We live in a yurt now, so we're never more than 8 feet from our cookstove, and there is a natural convection that moves the heated air around.
2 months ago

John C Daley wrote:Do you think this unit will save any money?


I'm having difficulty finding a price for the 6" PVC pipe, but I'm pretty sure the whole scheme would be a lot cheaper than prefab concrete tiles. I'm still looking at ferrocement tiles as an option though. It would be something I could make on site and would negate the need for a large excavation.
3 months ago

Phil Stevens wrote:While I was searching for manufacturing methods for these things, I ran across this:

Six pack well

I like several things about it: safer because no one is down at the bottom of that hole digging, the crushed rock backfill to provide storage, and how quickly the whole process went. Hand dug wells are a major cause of accidental death and caveins are almost guaranteed in some soil types when you hit the water table.



That's really neat. It would simplify things in many ways, AND reduce the cost. Thanks for pointing this out to me.
3 months ago

Phil Stevens wrote:Round wins the compressive strength contest, no doubt. I'd be inclined to do a test casting with sonotube and/or PVC culvert pipe as forms. You'd probably want reinforcing mesh in there as well. I'd assume that commercially made ones are reinforced. Doing the operation on an old truck tyre would allow you to vibrate the form with something as simple as a hand sander, and that will allow you to use a drier mix and do less tamping.

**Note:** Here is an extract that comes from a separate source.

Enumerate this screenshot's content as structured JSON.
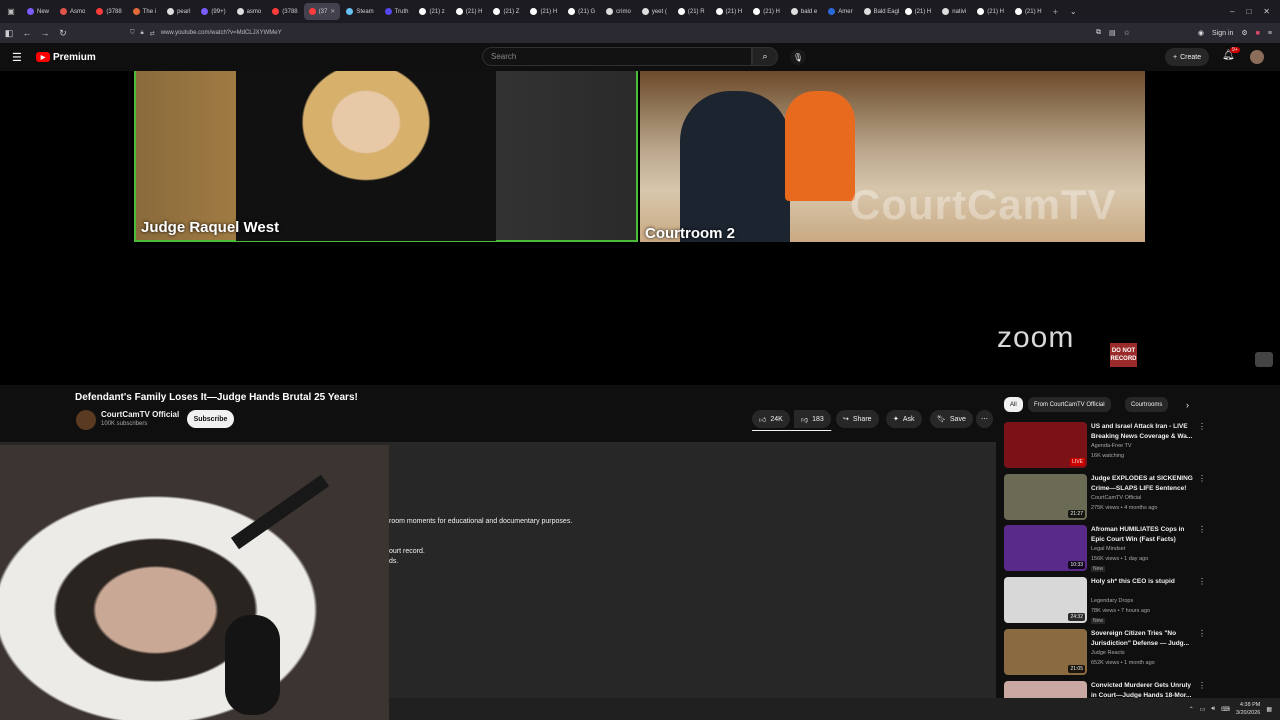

I agree that there must be some reinforcing in the commercially-made well tiles, but I'm surprised at how little information is available on the webs. I did find teaser info on ferrocement well sections, but the full document is behind a paywall.
3 months ago
Our neighbours down the road have a well that was built by the now-deceased builder of their house. I can't figure out how he did it, but it didn't go smoothly. It is about 3 feet square and increasingly misshapen the deeper it goes. I'm guessing that he built forms and poured in place but the ground pressure must have put the squeeze on it. Round would be my choice, despite the challenges that go with that shape.
3 months ago
I'm looking for ways to make my own shallow (12-20ft) dug well but I don't want to spend a fortune on prefab well tiles. I'm wondering how difficult it would be to make my own. Besides frugality, it would allow me to avoid the transport hassles, as I'm 3 hours from a manufacturer and my well site is in the woods, 500 feet from road access.
3 months ago